Incident In Art Land
From the New Yorker:
"Quietly moving through the Anselm Kiefer show at the Gagosian gallery on its final afternoon were eight people wearing black T-shirts that bore the show's portentous title—“Next Year in Jerusalem”—in English, Hebrew, and Arabic. They didn't speak unless spoken to; they took pictures of themselves standing before some equally portentous works of Holocaust-evoking art. (Everyone was taking pictures; the catalogue cost a hundred dollars.)More here
Only if approached did one of the group explain that they were part of an organization called U.S. Boat to Gaza, which plans to sponsor a ship in the next flotilla to sail against the Israeli blockade. Half of the group had left, and they were reduced to four by the time that gallery representatives asked them to leave, unimpressed by their claims to be extending the discussion that Kiefer had begun. Morality. Guilt. Jewish tragedy, past and present. (“This is private property,” a gallerista in towering heels shot back. “We're here to sell art.”)
A call to the police was threatened. In response, the activists put on their jackets—covering the offending Passover phrase, even while complaining that it had not, to their knowledge, been copyrighted—and asked if they might stay. Without reply, the representatives walked away...
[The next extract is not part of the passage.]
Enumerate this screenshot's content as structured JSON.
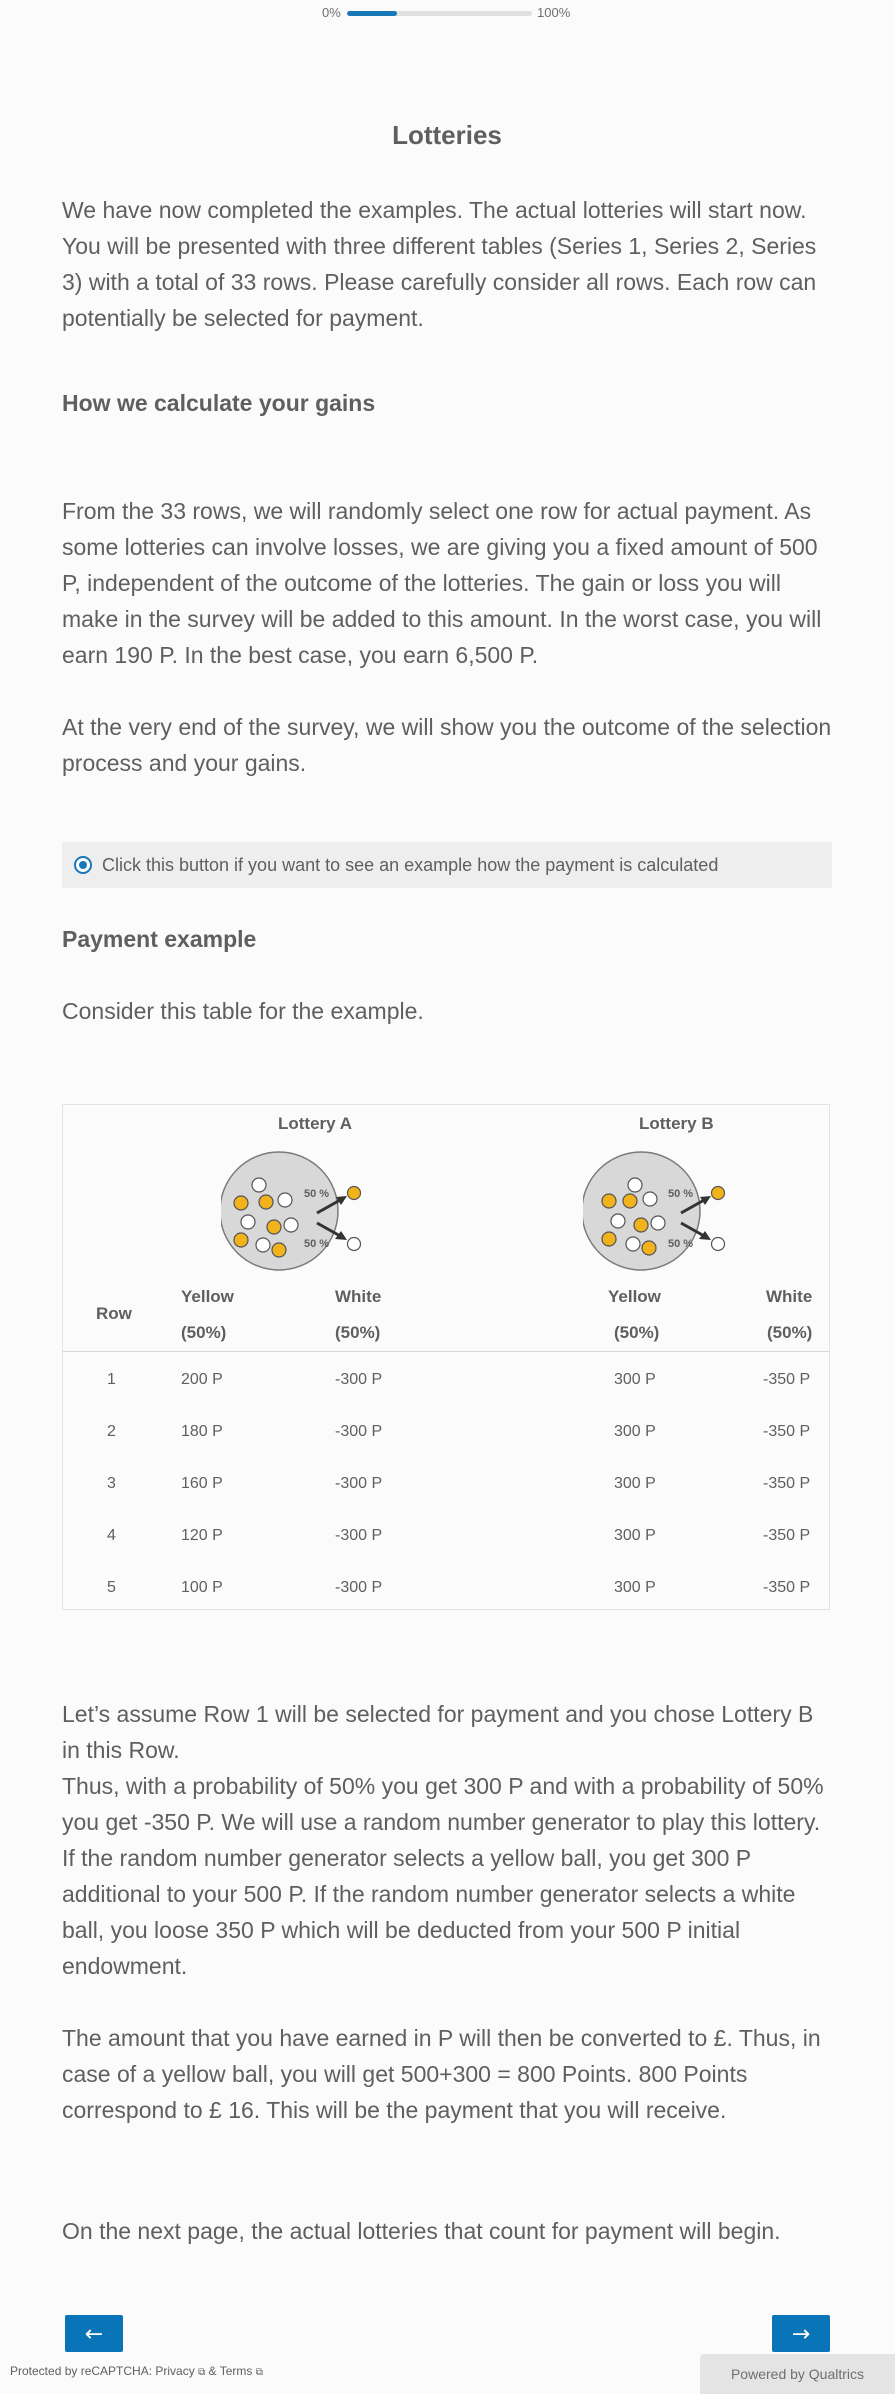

Ingrid Homberg had gone to Gagosian that day to lift her spirits. A delicate blonde woman in her late fifties, she grew up in Germany—she is roughly of Kiefer's generation—but never felt that she belonged there; she moved to New York with her young daughter in 1980, and the city has proved a much happier fit. In recent years, however, she has been ill (fibromyalgia, arthritis) and suffers frequent pain. Still, she was immediately buoyed by Kiefer's magisterial landscapes, in which massive wings overhead suggest the judgment of God. The gallery was filled with such disturbing images. She had earlier noticed the people in the T-shirts, and now she approached them, hoping to discuss the feelings that the artist's work provoked.
But there was no discussion. Two police officers arrived just a moment after Homberg did, and ordered the group out. Including Homberg. She said that she had no reason to leave. She asked one of the officers—“Young man,” she addressed him, and he did look very young—why they did not allow the group to speak. And that was it. His partner grabbed her by the arm and began to pull her out..."
Considering the nature of Anselm Kiefer's work and the themes of history, destruction, rembering and forgetting, societal guilt, judgement, atonement and more that run through it like strata, I find this story not only particularly ironic but also damningly telling.
I think that one phrase says it all; “This is private property... we're here to sell art"
Anselm Kiefer, Flying Fortress (2010), foreground, with Cetus (2010), in "Next Year in Jerusalem" at Gagosian Gallery